→ **YOUR TASK**
Gather all lines in the records below that include the word "Bundle".

# # # #

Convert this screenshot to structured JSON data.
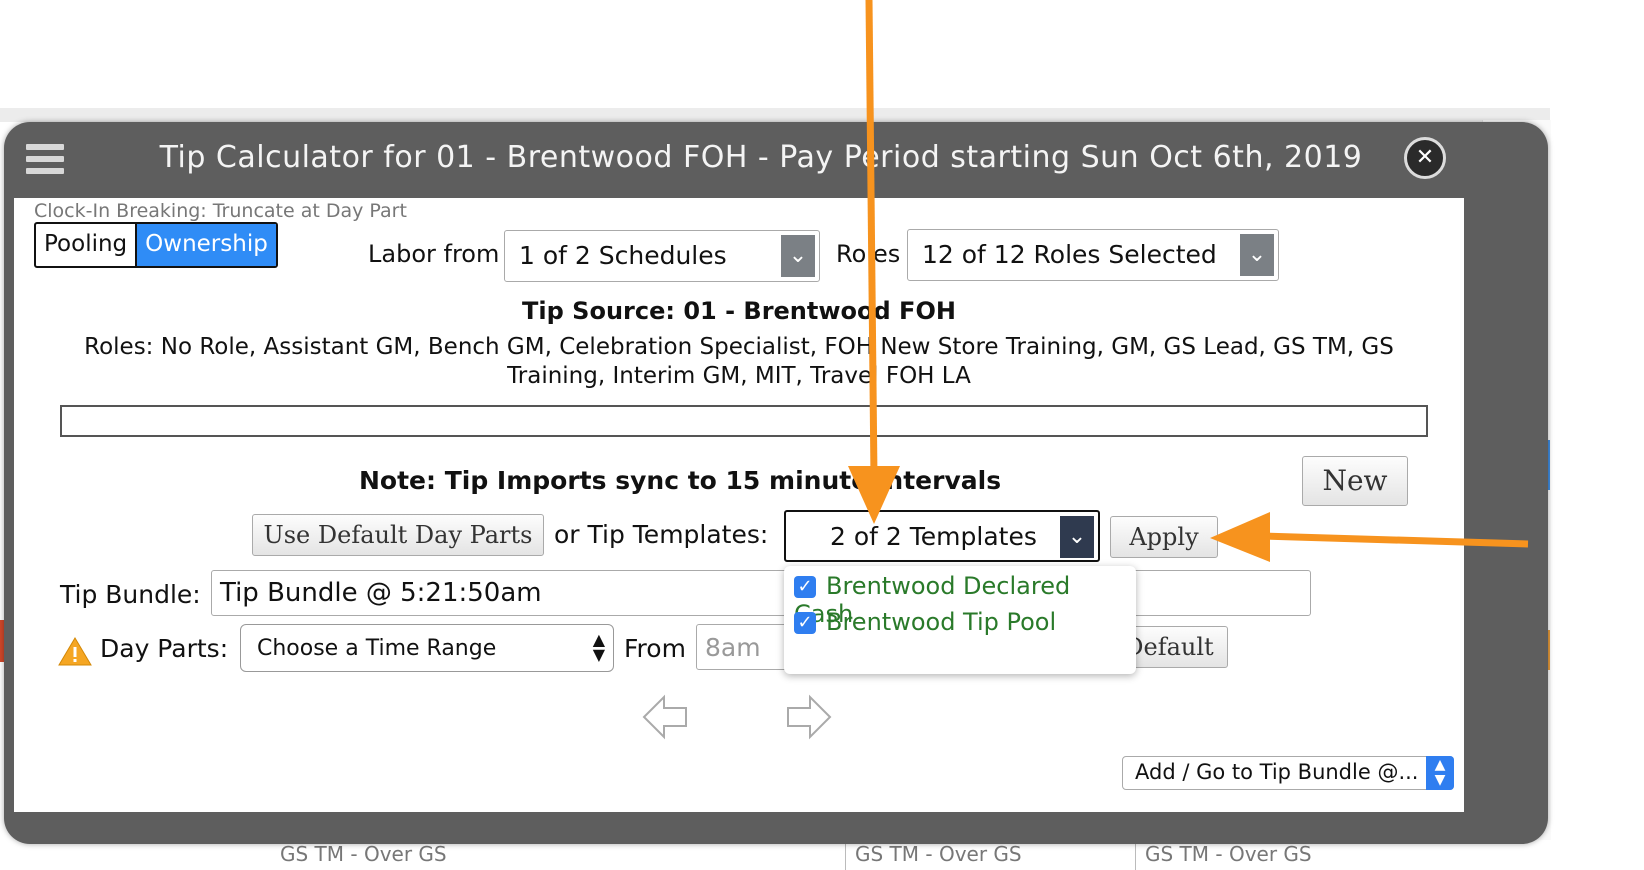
{
  "dialog": {
    "title": "Tip Calculator for 01 - Brentwood FOH - Pay Period starting Sun Oct 6th, 2019",
    "menu_icon": "hamburger-menu-icon",
    "close_icon": "close-circle-icon",
    "clock_in": "Clock-In Breaking: Truncate at Day Part",
    "toggle": {
      "pooling": "Pooling",
      "ownership": "Ownership",
      "active": "Ownership"
    },
    "labor_from_label": "Labor from",
    "labor_from_value": "1 of 2 Schedules",
    "roles_label": "Roles",
    "roles_value": "12 of 12 Roles Selected",
    "tip_source": "Tip Source: 01 - Brentwood FOH",
    "roles_list_1": "Roles: No Role, Assistant GM, Bench GM, Celebration Specialist, FOH New Store Training, GM, GS Lead, GS TM, GS",
    "roles_list_2": "Training, Interim GM, MIT, Travel FOH LA",
    "note": "Note: Tip Imports sync to 15 minute intervals",
    "new_button": "New",
    "use_default_button": "Use Default Day Parts",
    "or_templates_label": "or Tip Templates:",
    "templates_value": "2 of 2 Templates",
    "apply_button": "Apply",
    "templates_options": [
      {
        "label": "Brentwood Declared Cash",
        "checked": true
      },
      {
        "label": "Brentwood Tip Pool",
        "checked": true
      }
    ],
    "tip_bundle_label": "Tip Bundle:",
    "tip_bundle_value": "Tip Bundle @ 5:21:50am",
    "day_parts_label": "Day Parts:",
    "day_parts_value": "Choose a Time Range",
    "from_label": "From",
    "from_placeholder": "8am",
    "default_button": "Default",
    "prev_icon": "arrow-left-icon",
    "next_icon": "arrow-right-icon",
    "warning_icon": "warning-triangle-icon",
    "add_go_select": "Add / Go to Tip Bundle @..."
  },
  "background": {
    "cells": [
      "GS TM - Over GS",
      "GS TM - Over GS",
      "GS TM - Over GS"
    ]
  },
  "colors": {
    "accent": "#2f8cf6",
    "annotation": "#f7931e",
    "titlebar": "#5e5e5e",
    "option_text": "#2a7a2a"
  }
}
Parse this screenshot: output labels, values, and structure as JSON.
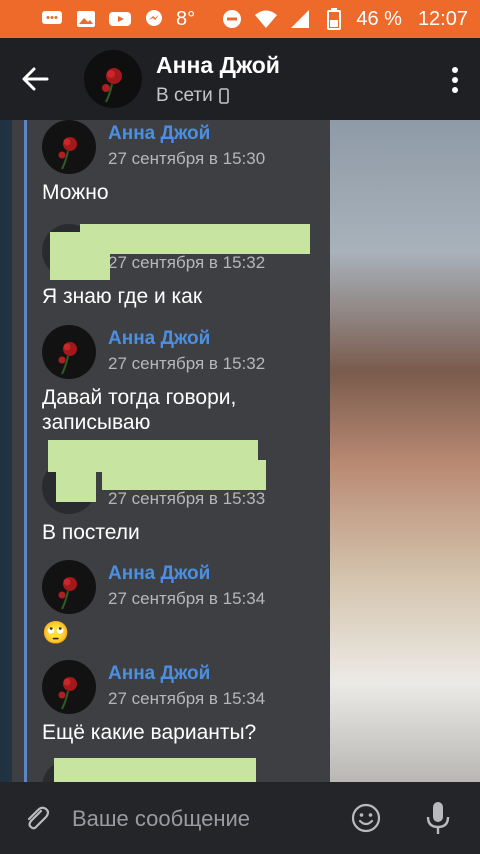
{
  "status_bar": {
    "temperature": "8°",
    "battery": "46 %",
    "time": "12:07"
  },
  "header": {
    "name": "Анна Джой",
    "status": "В сети"
  },
  "messages": [
    {
      "name": "Анна Джой",
      "time": "27 сентября в 15:30",
      "text": "Можно",
      "redacted": false
    },
    {
      "name": "",
      "time": "27 сентября в 15:32",
      "text": "Я знаю где и как",
      "redacted": true
    },
    {
      "name": "Анна Джой",
      "time": "27 сентября в 15:32",
      "text": "Давай тогда говори, записываю",
      "redacted": false
    },
    {
      "name": "",
      "time": "27 сентября в 15:33",
      "text": "В постели",
      "redacted": true
    },
    {
      "name": "Анна Джой",
      "time": "27 сентября в 15:34",
      "text": "🙄",
      "redacted": false
    },
    {
      "name": "Анна Джой",
      "time": "27 сентября в 15:34",
      "text": "Ещё какие варианты?",
      "redacted": false
    }
  ],
  "input": {
    "placeholder": "Ваше сообщение"
  }
}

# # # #

→ **THE ANSWER**
    "tip_bundle_label": "Tip Bundle:",
    "tip_bundle_value": "Tip Bundle @ 5:21:50am",
    "add_go_select": "Add / Go to Tip Bundle @..."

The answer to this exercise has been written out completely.